The abundant wrinkling of the face extends to an exaggeration of the lips and flews. According to the standard, “In front the lips fall squarely, making a right angle with the upper line of the foreface; whilst behind they form deep, hanging flews.” Naturally, this looseness of the skin contributes to the big, jowly appearance and the undeniable mess and slobber that go with it. The Bloodhound is impressive for a wide variety of reasons!

Because the breed works with its nose to the ground, its neck is long enough to prevent fatigue. As on the head, the skin of the neck is pendulous and hangs in deep folds, creating a characteristic dewlap. This feature is “very pronounced,” according to the breed standard, and present in both sexes – though to a lesser degree in bitches.

Stem To Stern

The tail of the Bloodhound is referred to as a stern. This once common word, used to describe the rear section of any object or animal, is primarily a nautical term today.

According to the breed standard, the stern is “set on rather high” and “carried high” as well. Its length is long, in balance with the long neck, and tapers toward the end in a gentle curve, with only a moderate amount of hair underneath.

The stern is most memorable, perhaps, when the hound is on the move. The standard describes the breed’s gait as “elastic, swinging and free.” Well, of course it does! How else would an aristocratic vagabond in ill-fitted vestments be expected to move?

While the Bloodhound may be best known for its legendary looks and its unequalled scenting ability, its triumphant banner of a tail is what proclaims it as one of the dog world’s happiest and hardest-working hounds.

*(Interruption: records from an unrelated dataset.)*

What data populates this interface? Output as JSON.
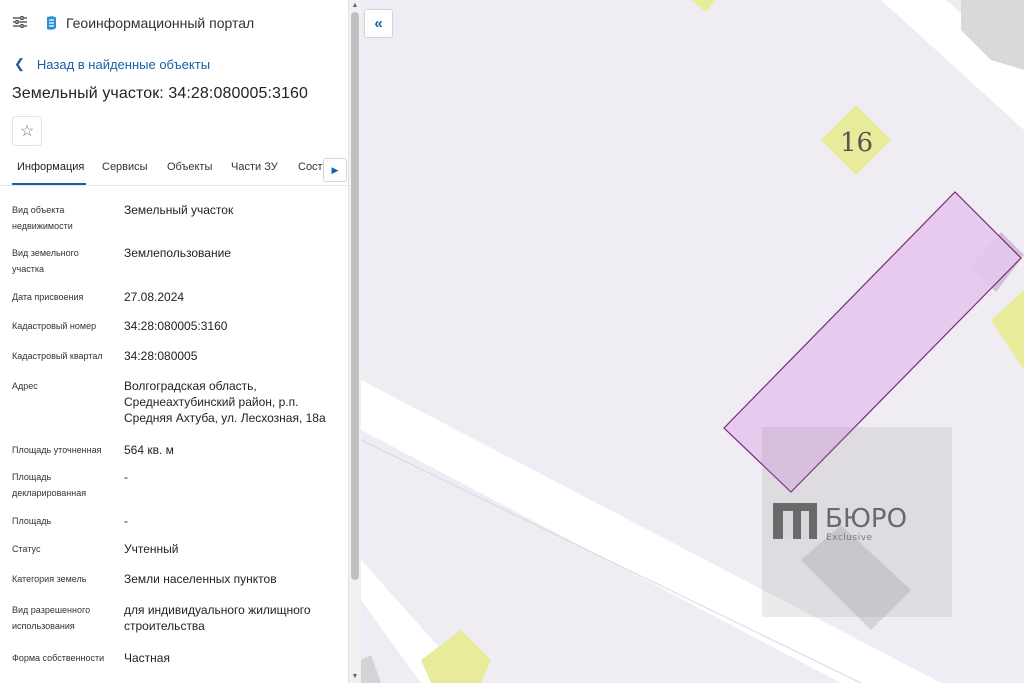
{
  "header": {
    "title": "Геоинформационный портал"
  },
  "back_link": {
    "label": "Назад в найденные объекты"
  },
  "object": {
    "title": "Земельный участок: 34:28:080005:3160"
  },
  "tabs": [
    {
      "label": "Информация",
      "active": true
    },
    {
      "label": "Сервисы"
    },
    {
      "label": "Объекты"
    },
    {
      "label": "Части ЗУ"
    },
    {
      "label": "Состав"
    }
  ],
  "properties": [
    {
      "label": "Вид объекта недвижимости",
      "value": "Земельный участок"
    },
    {
      "label": "Вид земельного участка",
      "value": "Землепользование"
    },
    {
      "label": "Дата присвоения",
      "value": "27.08.2024"
    },
    {
      "label": "Кадастровый номер",
      "value": "34:28:080005:3160"
    },
    {
      "label": "Кадастровый квартал",
      "value": "34:28:080005"
    },
    {
      "label": "Адрес",
      "value": "Волгоградская область, Среднеахтубинский район, р.п. Средняя Ахтуба, ул. Лесхозная, 18а"
    },
    {
      "label": "Площадь уточненная",
      "value": "564 кв. м"
    },
    {
      "label": "Площадь декларированная",
      "value": "-"
    },
    {
      "label": "Площадь",
      "value": "-"
    },
    {
      "label": "Статус",
      "value": "Учтенный"
    },
    {
      "label": "Категория земель",
      "value": "Земли населенных пунктов"
    },
    {
      "label": "Вид разрешенного использования",
      "value": "для индивидуального жилищного строительства"
    },
    {
      "label": "Форма собственности",
      "value": "Частная"
    }
  ],
  "map": {
    "house_number": "16",
    "watermark_title": "БЮРО",
    "watermark_subtitle": "Exclusive",
    "colors": {
      "parcel_fill": "#e4c6ee",
      "parcel_stroke": "#7a2a7a",
      "building": "#e8ec9a",
      "road": "#ffffff",
      "background": "#efedf3"
    }
  },
  "icons": {
    "menu": "sliders-menu-icon",
    "logo": "portal-logo-icon",
    "back": "chevron-left-icon",
    "favorite": "star-outline-icon",
    "tab_next": "chevron-right-icon",
    "collapse": "double-chevron-left-icon"
  }
}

Written by

Dan Sayers started “in dogs” through a chance encounter with a Springer Spaniel in 1980. A student of dogs ever since, he’s shown Spaniels and Hounds in the conformation ring and breeds Irish Water Spaniels under the Quiet Storm prefix. A dog lover with a passion for the creative arts, Dan has worked as a freelance writer, photographer and illustrator for many years. His feature articles and columns have appeared in Dogs in Review, Dog World and the AKC Gazette, and his design work has appeared in dozens of publications in North America and abroad. An interest in all things “dog” brought Dan to Best In Show Daily, where he gets to work with the most dynamic group of fanciers every day. He lives in Merchantville, New Jersey, with his partner, Rudy Raya, Irish Water Spaniel, Kurre, and the memory of Oscar, a once-in-a-lifetime Sussex Spaniel.